Waste disposal in Uganda is one of the main causes of waterborne diseases. Diarrhoea alone, according to 2016 UNICEF data, kills on average 33 children a day. Together with our friends from Insieme si Può and Karon Relief, we have created a ‘waste management’ project in Bukasa, one of the most at risk districts in Kampala, Uganda’s capital.
EDUCATE TO PREVENT
In Kampala, waste disposal is one of the main causes of waterborne diseases such as diarrhoea, dysentery, typhus and cholera. The majority of people living in shantytowns does not possess adequate hygienic services: sometimes there will be latrines, but accessible for a fee, which is why often human waste is disposed by placing it in plastic bags and then thrown into the drainage system. The same system takes this infected water to the wells used by the population.
The biggest challenge for Uganda’s society is filling the gap generated by scarce teaching and education opportunities for the common folk. There has never been a widespread nor accessible programme at a local or national level for the most numerous segments of the population – the poorest one – which invested in raising awareness about the threat of incorrect waste disposal. Today, in 2019, the lion’s share of the population is used to disposing plastic bottles and waste everywhere, completely ignoring the consequences of such actions.
There is a widespread belief even in the capital, Kampala, that waste management is the sole responsibility of the municipal authority. It therefore should not be the responsibility of an individual or part of a collective effort carried out by all the population. This lack of education and raising effective awareness about waste and protecting private and urban area has stopped any type of burden-sharing and resulted in waste decomposing everywhere.
Hence, the creation of the Waste Management project managed by the Karon Relief Association and which we support together with our friends of the Insieme si Può. The project will organise education and training courses which raise awareness among people who have not got a clue about waste disposal. The training sessions will take place twice a week: a theoretical session to analyse the participants’ context – both in terms of their family and their neighbourhood – with consequent strategies to change behaviours; a practical session ‘on the field’ where they will be taught how plastic waste is recycled with sand to create paving elements which can be sold. This last activity aims to unite aspects such as protecting the user’s health, the environment and human dignity thanks to self-supporting themselves with a small income made from selling the paving elements, which will also be motivation to participate in the programme in the first place.

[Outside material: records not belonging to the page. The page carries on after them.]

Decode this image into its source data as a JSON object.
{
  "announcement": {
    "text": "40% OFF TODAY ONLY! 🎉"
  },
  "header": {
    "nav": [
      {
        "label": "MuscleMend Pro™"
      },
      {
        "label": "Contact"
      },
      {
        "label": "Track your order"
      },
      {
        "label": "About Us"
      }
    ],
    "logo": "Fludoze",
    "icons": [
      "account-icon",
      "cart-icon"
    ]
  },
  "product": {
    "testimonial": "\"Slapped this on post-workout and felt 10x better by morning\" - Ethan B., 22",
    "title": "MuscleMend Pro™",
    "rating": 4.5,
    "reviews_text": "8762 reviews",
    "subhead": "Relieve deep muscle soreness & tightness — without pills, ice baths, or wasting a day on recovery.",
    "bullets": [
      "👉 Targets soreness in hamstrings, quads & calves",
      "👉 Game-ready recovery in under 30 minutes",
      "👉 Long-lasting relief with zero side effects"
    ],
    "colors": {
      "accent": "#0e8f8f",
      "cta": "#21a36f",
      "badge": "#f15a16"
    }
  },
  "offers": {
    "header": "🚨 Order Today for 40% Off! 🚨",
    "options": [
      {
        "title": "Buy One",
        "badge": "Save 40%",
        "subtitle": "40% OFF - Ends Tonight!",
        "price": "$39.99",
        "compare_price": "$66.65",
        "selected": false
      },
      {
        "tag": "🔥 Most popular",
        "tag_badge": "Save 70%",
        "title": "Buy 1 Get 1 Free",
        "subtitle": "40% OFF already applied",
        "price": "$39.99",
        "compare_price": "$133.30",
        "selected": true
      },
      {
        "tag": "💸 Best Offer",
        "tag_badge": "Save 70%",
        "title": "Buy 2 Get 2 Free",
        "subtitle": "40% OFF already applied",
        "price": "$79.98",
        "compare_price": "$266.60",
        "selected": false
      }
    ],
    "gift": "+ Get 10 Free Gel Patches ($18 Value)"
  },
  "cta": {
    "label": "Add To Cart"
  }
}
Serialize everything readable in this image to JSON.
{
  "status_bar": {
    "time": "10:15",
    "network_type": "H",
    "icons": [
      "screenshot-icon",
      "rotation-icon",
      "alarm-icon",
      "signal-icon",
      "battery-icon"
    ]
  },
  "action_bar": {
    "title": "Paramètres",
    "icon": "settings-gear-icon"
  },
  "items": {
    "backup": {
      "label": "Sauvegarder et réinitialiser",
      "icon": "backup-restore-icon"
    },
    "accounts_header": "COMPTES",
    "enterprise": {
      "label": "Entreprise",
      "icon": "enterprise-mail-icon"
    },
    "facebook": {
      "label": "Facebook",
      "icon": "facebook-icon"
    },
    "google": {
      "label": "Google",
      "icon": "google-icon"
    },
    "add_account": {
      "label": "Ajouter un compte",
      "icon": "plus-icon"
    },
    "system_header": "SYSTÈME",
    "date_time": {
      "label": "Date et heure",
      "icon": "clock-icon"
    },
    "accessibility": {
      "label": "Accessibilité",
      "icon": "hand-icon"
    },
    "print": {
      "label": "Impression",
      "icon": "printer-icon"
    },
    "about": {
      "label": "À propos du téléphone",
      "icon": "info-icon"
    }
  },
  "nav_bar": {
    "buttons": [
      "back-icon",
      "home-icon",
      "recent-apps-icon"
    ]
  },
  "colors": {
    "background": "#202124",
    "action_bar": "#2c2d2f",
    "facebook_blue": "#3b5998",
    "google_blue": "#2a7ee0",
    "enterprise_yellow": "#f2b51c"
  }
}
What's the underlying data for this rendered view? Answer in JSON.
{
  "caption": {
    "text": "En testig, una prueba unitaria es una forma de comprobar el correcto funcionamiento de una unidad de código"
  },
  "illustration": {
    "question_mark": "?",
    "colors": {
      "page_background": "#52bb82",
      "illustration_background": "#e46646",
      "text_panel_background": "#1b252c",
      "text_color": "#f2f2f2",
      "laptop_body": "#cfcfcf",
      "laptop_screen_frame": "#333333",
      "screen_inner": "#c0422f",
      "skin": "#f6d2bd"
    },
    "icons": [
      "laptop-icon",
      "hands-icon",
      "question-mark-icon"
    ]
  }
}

Moreover, some women who live in the more degraded areas of Bukasa, basically living on the landfill’s ground, are helped to kickstart a waste sorting and plastic recovery activity which will give provide them with income.
The second step aims to place big rubbish bins in various waste collection centres, such as churches, mosques, municipal offices and other public places. A young person in charge for every area will control that organic products are separated from inorganic ones, acting as a trainer by underlining the benefits of such a practice to the centres’ users.
Karon Relief will sign a contract with one/two waste collection companies which will travel to the centres with lorries, transporting sorted waste to other specific centres for correct disposal.
The young employees will work in the different collection centres by keeping the area clean and controlling whether waste is separated correctly, emptying the bins, and will work closely with local authorities.
At the same time, awareness campaigns will be carried out by hanging warning signs on rubbish bins, cars, and buildings. One of these campaigns will focus on promoting the use of paper bags to replace polythene, reinforced by training sessions which will teach participants how to produce paper bags.
One among the main objectives of the project is the creation of a collaborative network among the various areas where previously sorted waste (plastic, paper, iron) is then sold. The money from this activity in the future can be funnelled to support the projects’ costs.
The programme is thought for all age groups. Participants will come from the communities of Bukasa/Kirinya (Wakiso district) and Namuwongo (Makindye division), which are some among the most populous and highly polluted areas of the city of Kampala. Preferentially, participants will be people who up until now have had less opportunities to access content and stimuli on environmental topics and protecting a decent life, therefore principally the population living in shantytowns.